### TASK GOAL
Search the records below for the string "soon" and copy each line where it turns up.

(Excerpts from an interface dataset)
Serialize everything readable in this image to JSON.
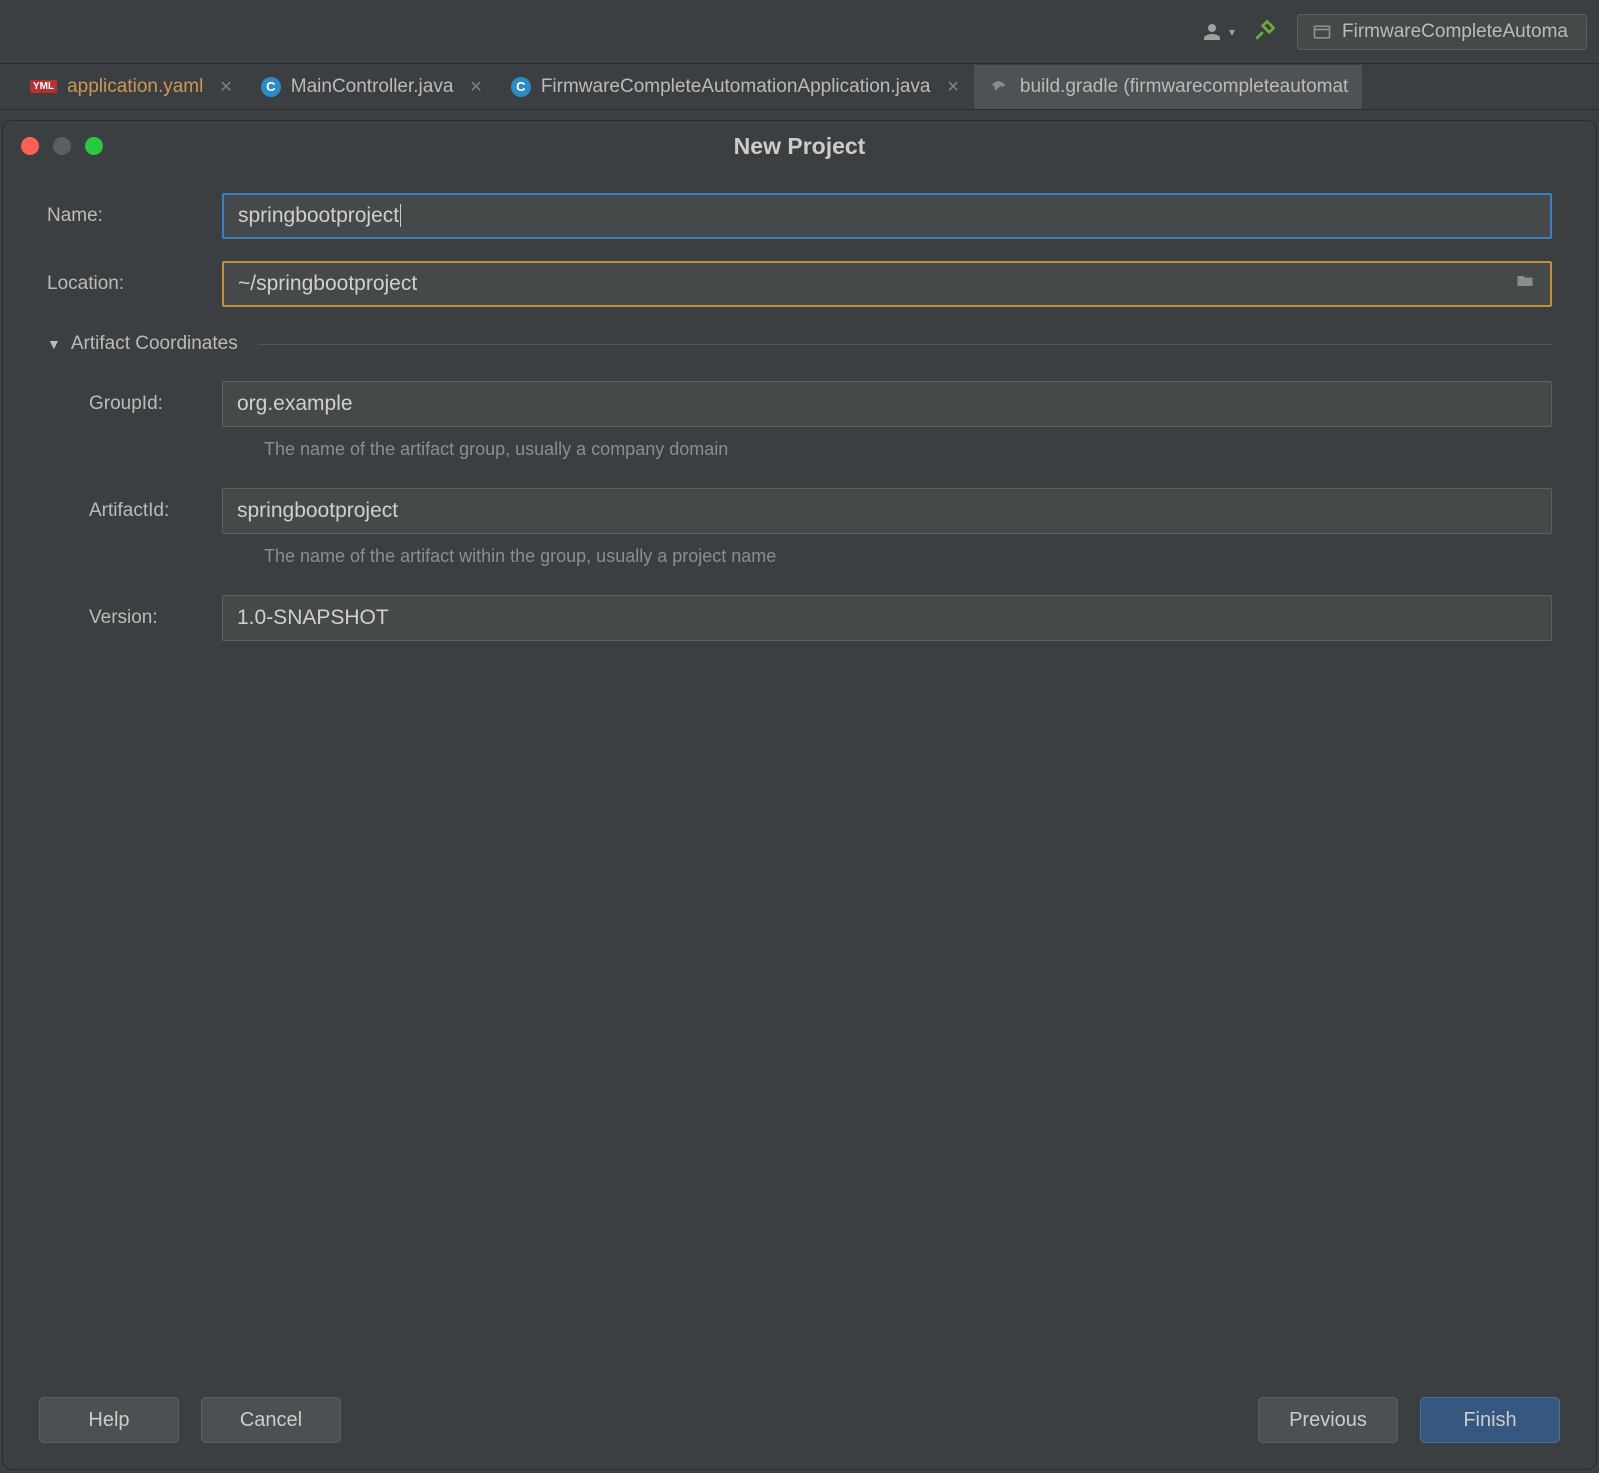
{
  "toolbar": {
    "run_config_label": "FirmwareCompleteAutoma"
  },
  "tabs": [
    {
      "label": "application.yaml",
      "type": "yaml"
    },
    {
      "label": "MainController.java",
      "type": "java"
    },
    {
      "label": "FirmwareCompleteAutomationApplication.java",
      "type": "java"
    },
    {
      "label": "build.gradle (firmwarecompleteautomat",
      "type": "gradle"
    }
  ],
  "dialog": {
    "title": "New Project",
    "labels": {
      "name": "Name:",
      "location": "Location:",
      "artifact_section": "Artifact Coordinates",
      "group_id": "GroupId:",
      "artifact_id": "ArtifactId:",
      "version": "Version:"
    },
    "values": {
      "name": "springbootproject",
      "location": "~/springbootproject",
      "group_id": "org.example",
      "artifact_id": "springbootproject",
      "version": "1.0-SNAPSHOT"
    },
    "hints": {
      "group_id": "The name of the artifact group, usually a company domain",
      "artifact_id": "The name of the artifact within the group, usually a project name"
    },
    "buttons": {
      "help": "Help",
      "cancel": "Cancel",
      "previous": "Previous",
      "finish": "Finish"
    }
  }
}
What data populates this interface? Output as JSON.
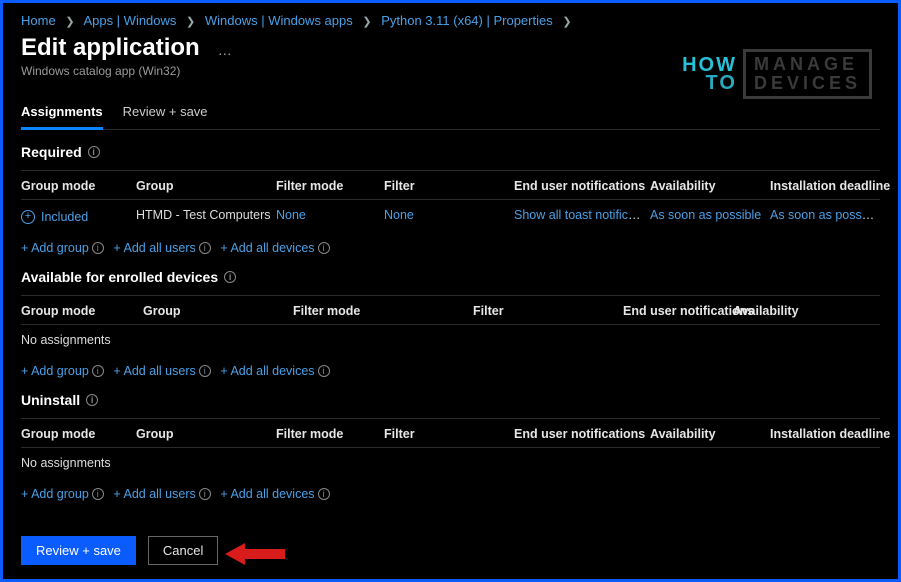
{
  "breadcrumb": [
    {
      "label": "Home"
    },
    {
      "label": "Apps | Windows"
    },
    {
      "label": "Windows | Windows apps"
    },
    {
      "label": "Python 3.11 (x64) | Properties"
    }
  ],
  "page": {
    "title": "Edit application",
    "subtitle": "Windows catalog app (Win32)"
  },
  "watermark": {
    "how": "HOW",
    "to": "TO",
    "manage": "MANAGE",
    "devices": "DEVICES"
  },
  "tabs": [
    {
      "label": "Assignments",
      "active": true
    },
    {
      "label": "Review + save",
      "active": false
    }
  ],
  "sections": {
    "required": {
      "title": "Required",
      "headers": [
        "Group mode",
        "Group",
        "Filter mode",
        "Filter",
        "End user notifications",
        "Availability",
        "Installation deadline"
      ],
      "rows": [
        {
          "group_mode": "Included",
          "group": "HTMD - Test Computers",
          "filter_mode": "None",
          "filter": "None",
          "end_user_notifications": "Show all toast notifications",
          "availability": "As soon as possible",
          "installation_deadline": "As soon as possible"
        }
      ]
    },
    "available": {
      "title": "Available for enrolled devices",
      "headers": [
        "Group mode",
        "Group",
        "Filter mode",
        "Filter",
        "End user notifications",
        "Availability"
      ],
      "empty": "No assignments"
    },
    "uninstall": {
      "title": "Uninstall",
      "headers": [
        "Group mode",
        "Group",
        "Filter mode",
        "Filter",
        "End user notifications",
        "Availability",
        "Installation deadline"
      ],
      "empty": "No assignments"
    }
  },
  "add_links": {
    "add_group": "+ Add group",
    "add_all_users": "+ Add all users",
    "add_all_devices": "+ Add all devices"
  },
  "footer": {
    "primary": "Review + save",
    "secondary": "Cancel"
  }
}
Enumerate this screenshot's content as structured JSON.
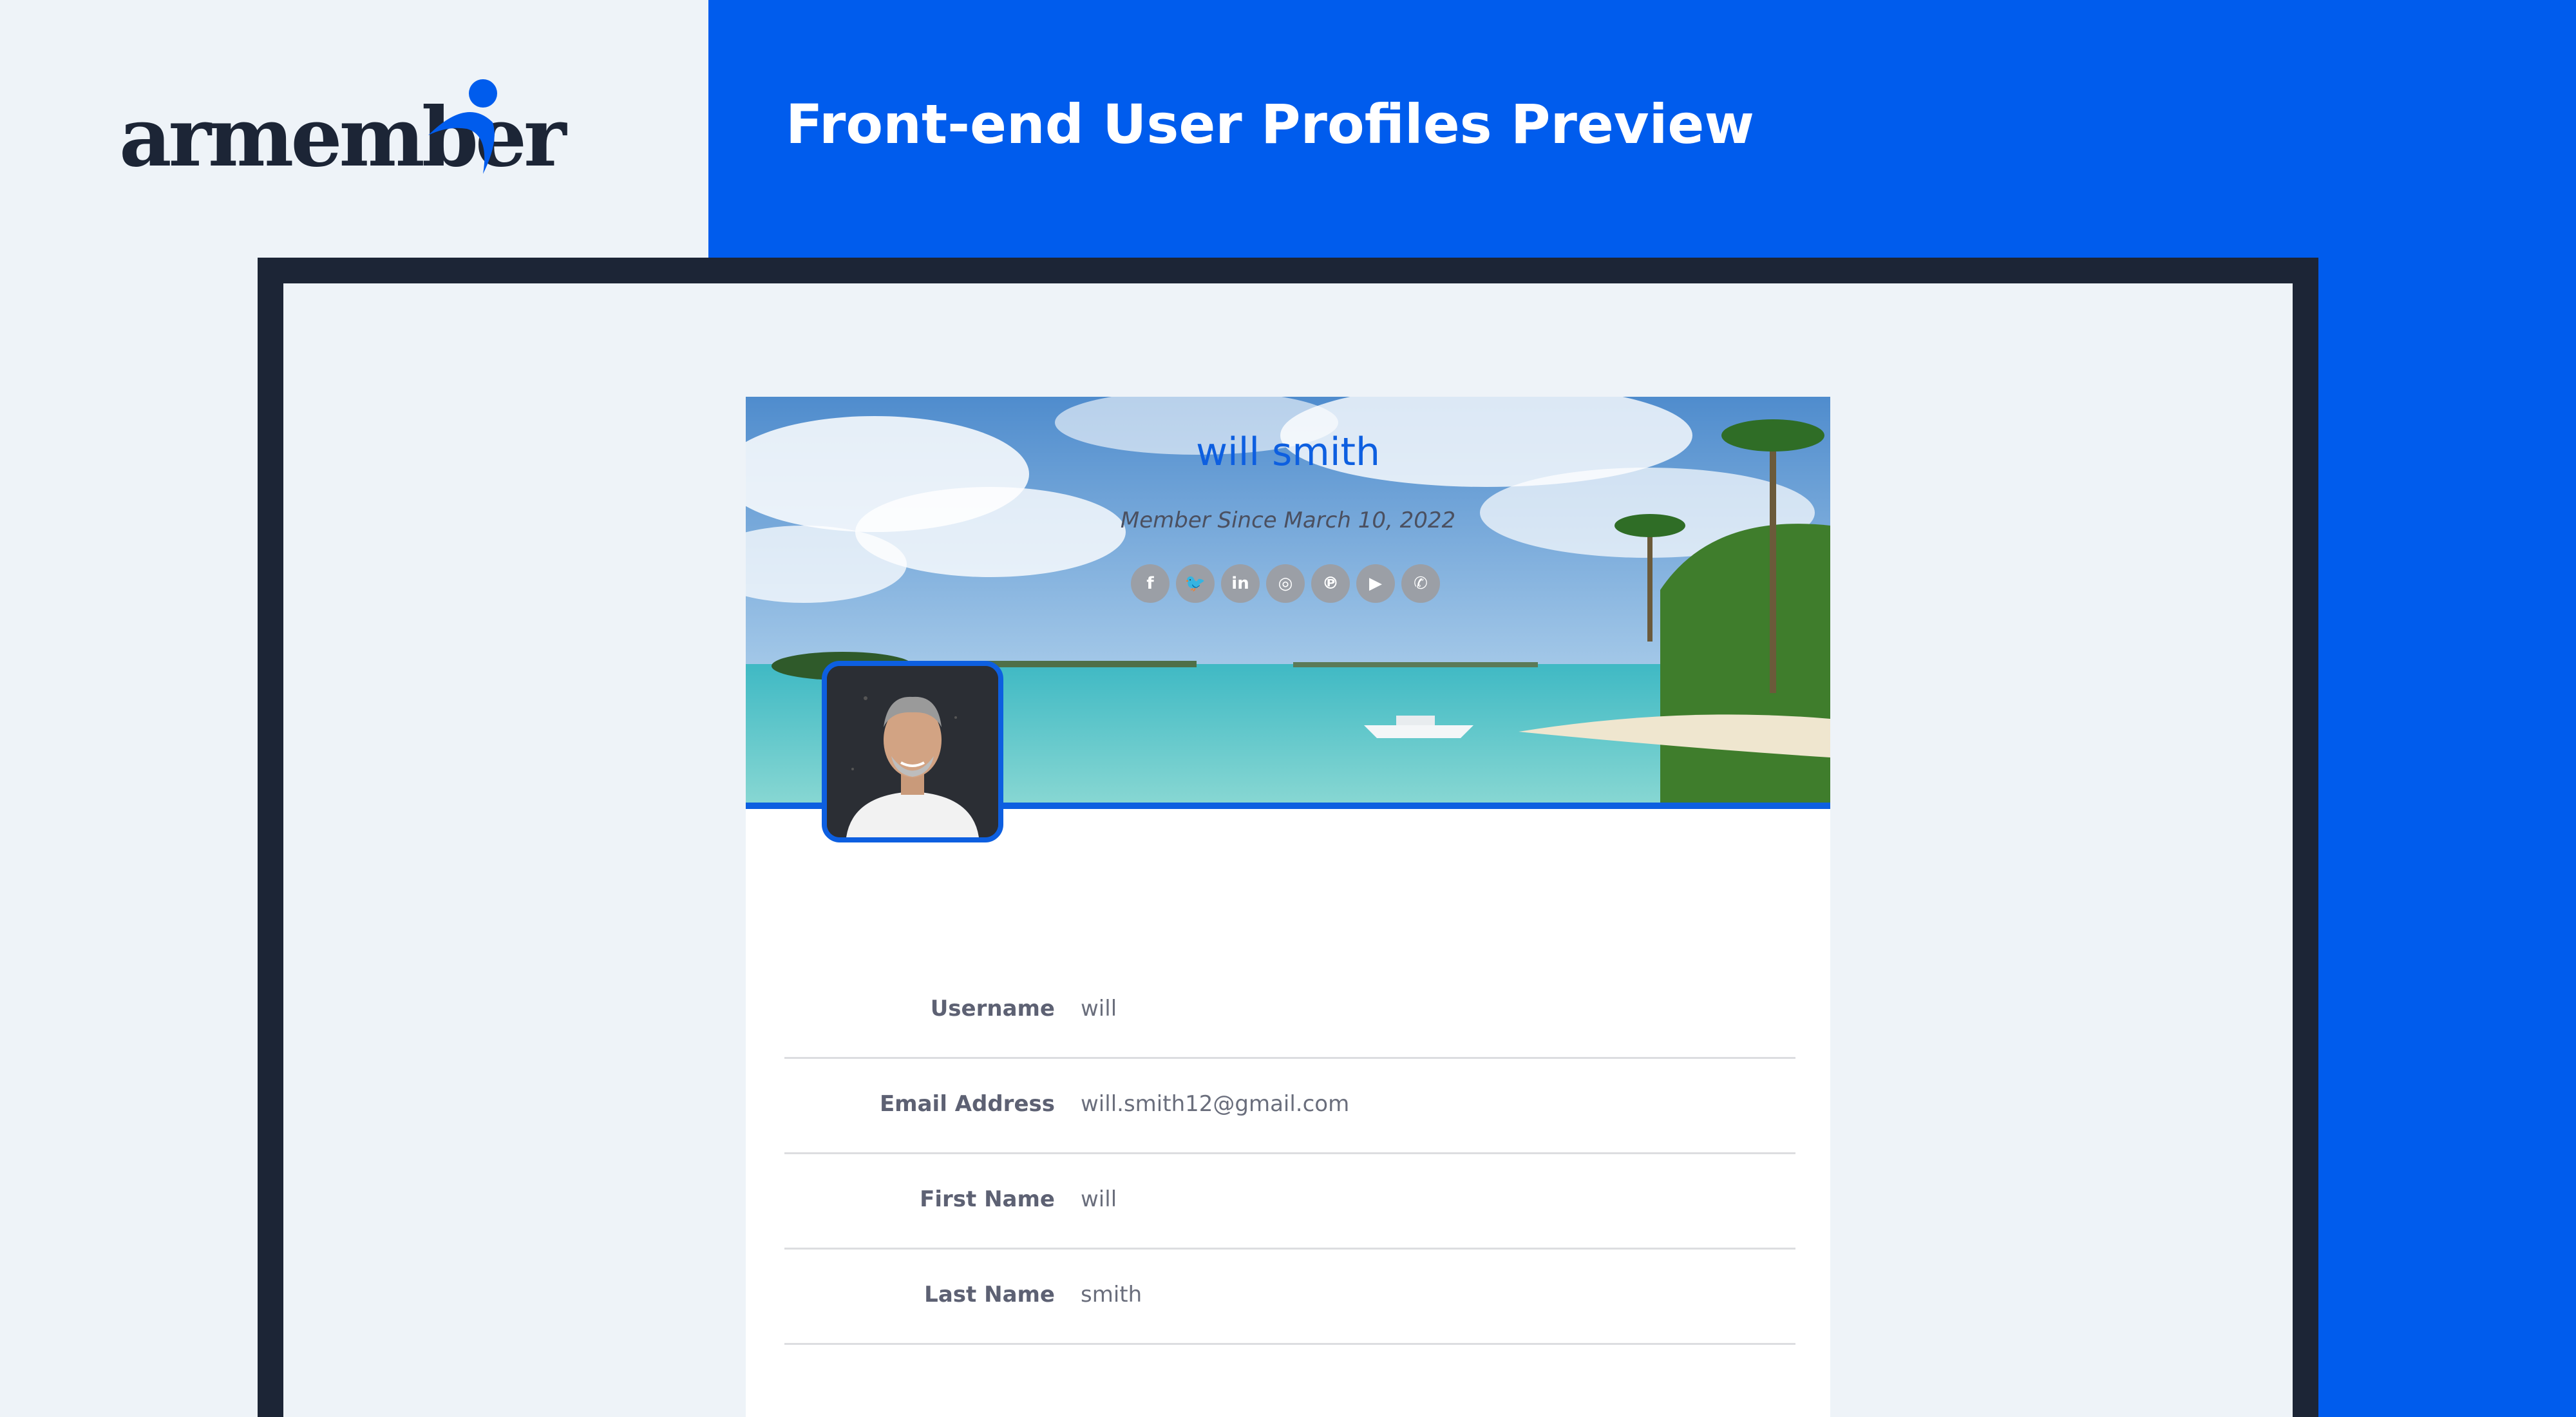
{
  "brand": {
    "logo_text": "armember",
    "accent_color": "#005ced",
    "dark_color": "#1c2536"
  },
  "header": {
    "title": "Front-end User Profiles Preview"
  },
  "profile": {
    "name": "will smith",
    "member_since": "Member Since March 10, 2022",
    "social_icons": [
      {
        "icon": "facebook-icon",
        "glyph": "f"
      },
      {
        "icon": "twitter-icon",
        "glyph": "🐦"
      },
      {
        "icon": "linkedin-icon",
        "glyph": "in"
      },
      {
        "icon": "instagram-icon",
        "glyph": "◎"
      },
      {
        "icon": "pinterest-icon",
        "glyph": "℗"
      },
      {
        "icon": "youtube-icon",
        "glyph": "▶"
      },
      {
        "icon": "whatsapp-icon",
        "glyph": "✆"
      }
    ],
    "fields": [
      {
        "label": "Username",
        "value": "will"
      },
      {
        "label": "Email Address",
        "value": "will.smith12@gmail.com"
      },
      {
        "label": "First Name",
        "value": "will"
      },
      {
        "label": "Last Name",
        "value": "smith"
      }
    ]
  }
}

### RESPONSE
          "availability": "As soon as possible",
          "installation_deadline": "As soon as possible"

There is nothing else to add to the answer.